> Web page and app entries
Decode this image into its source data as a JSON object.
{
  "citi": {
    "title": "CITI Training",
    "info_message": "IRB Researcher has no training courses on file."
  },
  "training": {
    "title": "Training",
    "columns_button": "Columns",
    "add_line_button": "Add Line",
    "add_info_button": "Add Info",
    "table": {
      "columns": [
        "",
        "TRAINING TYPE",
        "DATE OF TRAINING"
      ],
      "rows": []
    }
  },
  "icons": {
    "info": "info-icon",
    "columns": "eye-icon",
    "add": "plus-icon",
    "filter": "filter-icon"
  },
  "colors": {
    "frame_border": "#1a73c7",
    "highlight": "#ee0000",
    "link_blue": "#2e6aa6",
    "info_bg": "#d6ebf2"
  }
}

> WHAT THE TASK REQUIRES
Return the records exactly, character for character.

> RESPONSE AREA
Decode this image into its source data as a JSON object.
{
  "citi": {
    "title": "CITI Training",
    "info_message": "IRB Researcher has no training courses on file."
  },
  "training": {
    "title": "Training",
    "columns_button": "Columns",
    "add_line_button": "Add Line",
    "add_info_button": "Add Info",
    "table": {
      "columns": [
        "",
        "TRAINING TYPE",
        "DATE OF TRAINING"
      ],
      "rows": []
    }
  },
  "icons": {
    "info": "info-icon",
    "columns": "eye-icon",
    "add": "plus-icon",
    "filter": "filter-icon"
  },
  "colors": {
    "frame_border": "#1a73c7",
    "highlight": "#ee0000",
    "link_blue": "#2e6aa6",
    "info_bg": "#d6ebf2"
  }
}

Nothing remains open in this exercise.